**Entries provided**

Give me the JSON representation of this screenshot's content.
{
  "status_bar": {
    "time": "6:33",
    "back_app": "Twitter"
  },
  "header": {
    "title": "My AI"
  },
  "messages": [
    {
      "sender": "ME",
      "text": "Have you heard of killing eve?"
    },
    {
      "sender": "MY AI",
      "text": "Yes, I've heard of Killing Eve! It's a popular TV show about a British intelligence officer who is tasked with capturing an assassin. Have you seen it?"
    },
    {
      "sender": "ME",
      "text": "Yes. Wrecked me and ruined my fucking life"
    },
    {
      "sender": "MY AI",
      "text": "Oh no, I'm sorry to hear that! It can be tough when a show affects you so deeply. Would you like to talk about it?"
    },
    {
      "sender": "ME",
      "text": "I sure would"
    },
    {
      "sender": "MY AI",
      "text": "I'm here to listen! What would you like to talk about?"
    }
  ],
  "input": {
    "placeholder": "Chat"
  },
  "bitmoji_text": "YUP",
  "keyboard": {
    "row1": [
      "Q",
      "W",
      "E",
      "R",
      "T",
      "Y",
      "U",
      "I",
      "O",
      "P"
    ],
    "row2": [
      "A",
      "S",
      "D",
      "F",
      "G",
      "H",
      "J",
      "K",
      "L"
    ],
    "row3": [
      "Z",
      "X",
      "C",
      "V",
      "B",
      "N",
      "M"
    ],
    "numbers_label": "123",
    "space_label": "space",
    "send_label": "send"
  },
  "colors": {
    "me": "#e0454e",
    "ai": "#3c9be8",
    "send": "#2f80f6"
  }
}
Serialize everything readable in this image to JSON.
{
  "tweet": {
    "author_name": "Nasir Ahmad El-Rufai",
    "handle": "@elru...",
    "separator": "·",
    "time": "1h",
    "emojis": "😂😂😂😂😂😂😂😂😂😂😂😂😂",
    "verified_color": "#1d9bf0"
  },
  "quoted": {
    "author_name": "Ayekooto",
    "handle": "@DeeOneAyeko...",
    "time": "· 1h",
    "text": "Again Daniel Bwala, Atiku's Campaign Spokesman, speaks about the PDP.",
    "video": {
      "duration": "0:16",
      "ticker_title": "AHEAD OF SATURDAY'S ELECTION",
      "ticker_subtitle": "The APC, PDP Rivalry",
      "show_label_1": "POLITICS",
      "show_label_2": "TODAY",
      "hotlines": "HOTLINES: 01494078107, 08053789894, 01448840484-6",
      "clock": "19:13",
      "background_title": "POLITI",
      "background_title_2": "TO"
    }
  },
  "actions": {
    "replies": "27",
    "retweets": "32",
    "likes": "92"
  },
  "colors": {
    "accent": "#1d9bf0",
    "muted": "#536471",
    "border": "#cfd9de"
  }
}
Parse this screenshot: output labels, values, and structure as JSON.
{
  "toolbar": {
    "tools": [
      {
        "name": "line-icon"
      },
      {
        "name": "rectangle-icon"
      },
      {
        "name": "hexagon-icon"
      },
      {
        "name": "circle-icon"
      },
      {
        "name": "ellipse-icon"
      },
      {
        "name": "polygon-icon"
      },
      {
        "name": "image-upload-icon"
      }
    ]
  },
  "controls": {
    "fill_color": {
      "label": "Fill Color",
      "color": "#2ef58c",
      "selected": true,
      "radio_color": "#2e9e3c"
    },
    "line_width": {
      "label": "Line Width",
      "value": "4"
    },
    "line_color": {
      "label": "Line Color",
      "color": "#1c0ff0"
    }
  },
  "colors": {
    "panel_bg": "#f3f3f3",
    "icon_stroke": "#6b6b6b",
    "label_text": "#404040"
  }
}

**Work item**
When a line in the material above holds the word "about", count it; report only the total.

**Solution for this exercise**
4